In this case from 1972 the then DPP, Sir Norman Skelhorn QC, decided that right wing Tory MP Victor Montagu who had admitted indecently assaulting a boy for two years was of “previous good character” and so he was let off.
He was nothing of the sort. He sexually abused his own son Robert Montagu between the ages of 7 and 11 years old and Robert knows of atleast 10 other young boys his father abused.
A senior Conservative politician escaped prosecution for child abuse in the 1970s when he promised the authorities he would not see the victim again, according to files released by the National Archives.
Victor Montagu, a rightwing Tory MP and one-time political secretary to Stanley Baldwin, was let off with a caution by police and the director of public prosecutions in 1972 for indecently assaulting a boy for nearly two years.
The decision by the Dorset and Bournemouth police force and Sir Norman Skelhorn QC meant Montagu never stood trial and his paedophile activities were never exposed.
“The assaults, which are admitted, are not of themselves very serious, and if Mr Montagu is prepared to take the excellent advice given to him by Det Ch Insp [Jack] Newman and avoid any contact with the boy in the future I do not think that proceedings are called for,” a letter from prosecutors states.
Montagu was a leading figure in the establishment. He was an MP for South Dorset from 1941 to 1962 and became a member of the Monday Club, a rightwing political pressure group in the 60s. He inherited his father’s seat and became the 10th Earl of Sandwich in 1964, a title he renounced to stand for parliament again as an independent.

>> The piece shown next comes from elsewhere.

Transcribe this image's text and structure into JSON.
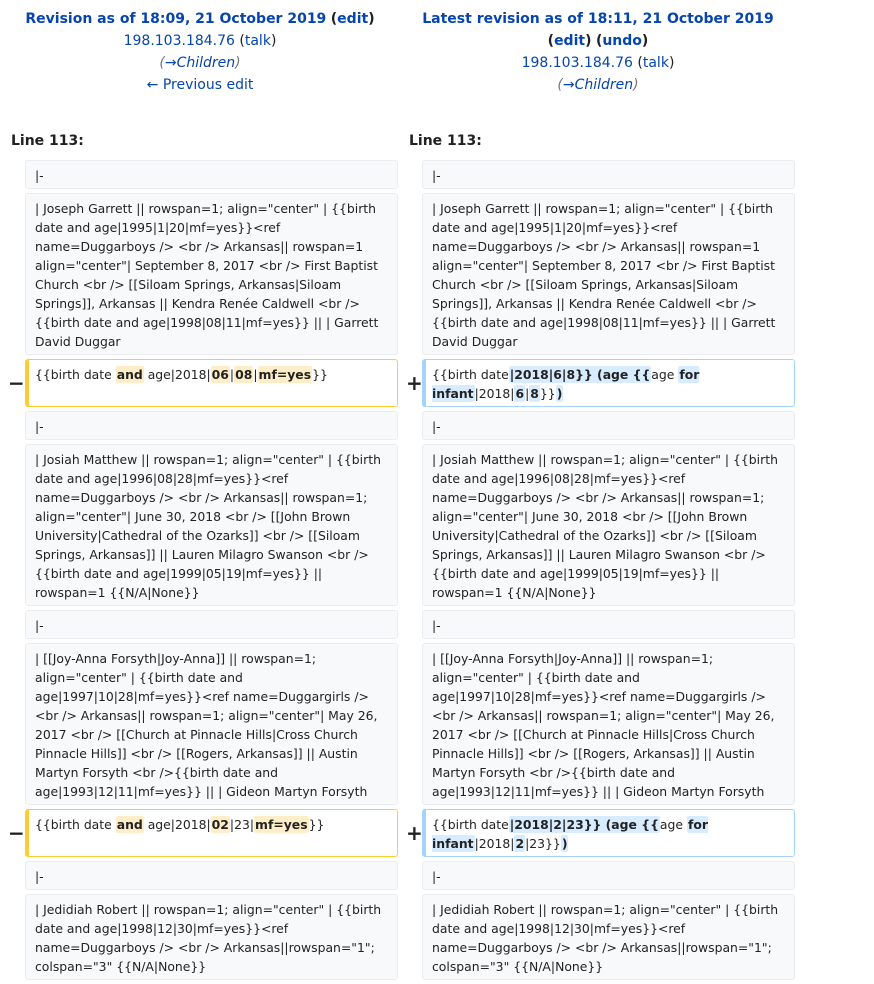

Montagu died in 1995 but the files on his case, which reveal that a prosecution against him for indecently assaulting a young boy was not pursued, have been kept secret for more than 40 years. They were released earlier this week after an application under the Freedom of Information Act.